▸ Input data:
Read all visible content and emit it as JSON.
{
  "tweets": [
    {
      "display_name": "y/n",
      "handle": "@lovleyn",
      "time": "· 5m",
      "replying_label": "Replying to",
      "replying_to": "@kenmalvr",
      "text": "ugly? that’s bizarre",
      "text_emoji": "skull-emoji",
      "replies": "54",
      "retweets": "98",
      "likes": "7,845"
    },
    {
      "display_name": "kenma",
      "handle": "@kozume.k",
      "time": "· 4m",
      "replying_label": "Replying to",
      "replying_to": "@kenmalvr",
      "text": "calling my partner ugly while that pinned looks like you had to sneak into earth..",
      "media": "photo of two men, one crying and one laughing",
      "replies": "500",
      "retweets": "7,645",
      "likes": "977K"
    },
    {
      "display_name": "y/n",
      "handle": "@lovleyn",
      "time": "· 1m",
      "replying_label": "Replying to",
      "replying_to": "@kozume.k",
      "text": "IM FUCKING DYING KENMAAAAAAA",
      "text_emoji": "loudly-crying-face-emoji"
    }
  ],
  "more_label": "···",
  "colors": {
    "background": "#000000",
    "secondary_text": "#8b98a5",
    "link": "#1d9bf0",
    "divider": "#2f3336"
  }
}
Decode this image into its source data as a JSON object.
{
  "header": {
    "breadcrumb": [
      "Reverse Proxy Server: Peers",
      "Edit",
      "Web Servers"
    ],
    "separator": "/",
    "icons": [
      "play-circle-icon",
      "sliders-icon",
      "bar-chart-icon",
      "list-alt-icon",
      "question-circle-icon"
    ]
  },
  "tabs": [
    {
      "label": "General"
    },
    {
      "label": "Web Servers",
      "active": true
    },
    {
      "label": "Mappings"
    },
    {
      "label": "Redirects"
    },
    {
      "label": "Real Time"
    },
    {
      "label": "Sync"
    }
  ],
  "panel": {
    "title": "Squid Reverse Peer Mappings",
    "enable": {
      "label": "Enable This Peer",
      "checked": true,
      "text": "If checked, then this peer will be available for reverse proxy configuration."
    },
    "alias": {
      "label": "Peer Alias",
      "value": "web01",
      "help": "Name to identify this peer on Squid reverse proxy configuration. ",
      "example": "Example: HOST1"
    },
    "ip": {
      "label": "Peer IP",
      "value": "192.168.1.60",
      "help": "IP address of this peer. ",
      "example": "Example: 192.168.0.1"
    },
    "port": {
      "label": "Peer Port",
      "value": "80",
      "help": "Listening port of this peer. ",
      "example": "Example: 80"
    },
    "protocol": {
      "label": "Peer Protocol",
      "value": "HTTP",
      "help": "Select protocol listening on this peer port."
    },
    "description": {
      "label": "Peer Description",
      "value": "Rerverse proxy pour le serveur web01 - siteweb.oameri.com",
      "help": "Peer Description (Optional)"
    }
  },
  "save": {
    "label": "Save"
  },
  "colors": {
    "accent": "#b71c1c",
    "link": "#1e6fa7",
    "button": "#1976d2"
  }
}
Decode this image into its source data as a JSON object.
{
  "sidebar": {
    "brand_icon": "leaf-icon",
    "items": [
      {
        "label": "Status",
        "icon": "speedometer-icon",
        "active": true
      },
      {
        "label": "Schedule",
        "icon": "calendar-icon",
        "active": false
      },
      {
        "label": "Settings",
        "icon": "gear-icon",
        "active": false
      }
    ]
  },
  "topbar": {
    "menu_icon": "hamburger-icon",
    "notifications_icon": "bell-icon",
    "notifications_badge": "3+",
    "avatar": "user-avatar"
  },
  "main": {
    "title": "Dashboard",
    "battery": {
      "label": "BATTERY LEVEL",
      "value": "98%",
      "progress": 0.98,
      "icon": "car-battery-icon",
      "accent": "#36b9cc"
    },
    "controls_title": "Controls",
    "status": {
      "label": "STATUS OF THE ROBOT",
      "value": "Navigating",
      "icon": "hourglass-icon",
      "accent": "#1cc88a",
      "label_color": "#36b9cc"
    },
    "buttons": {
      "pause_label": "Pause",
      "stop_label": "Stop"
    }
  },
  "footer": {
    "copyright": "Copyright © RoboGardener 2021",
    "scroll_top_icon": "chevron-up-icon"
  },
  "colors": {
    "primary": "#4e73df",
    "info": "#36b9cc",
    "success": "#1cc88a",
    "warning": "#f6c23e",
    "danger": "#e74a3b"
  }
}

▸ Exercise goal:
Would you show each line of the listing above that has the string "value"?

▸ Task result:
      "value": "web01",
      "value": "192.168.1.60",
      "value": "80",
      "value": "HTTP",
      "value": "Rerverse proxy pour le serveur web01 - siteweb.oameri.com",
      "value": "98%",
      "value": "Navigating",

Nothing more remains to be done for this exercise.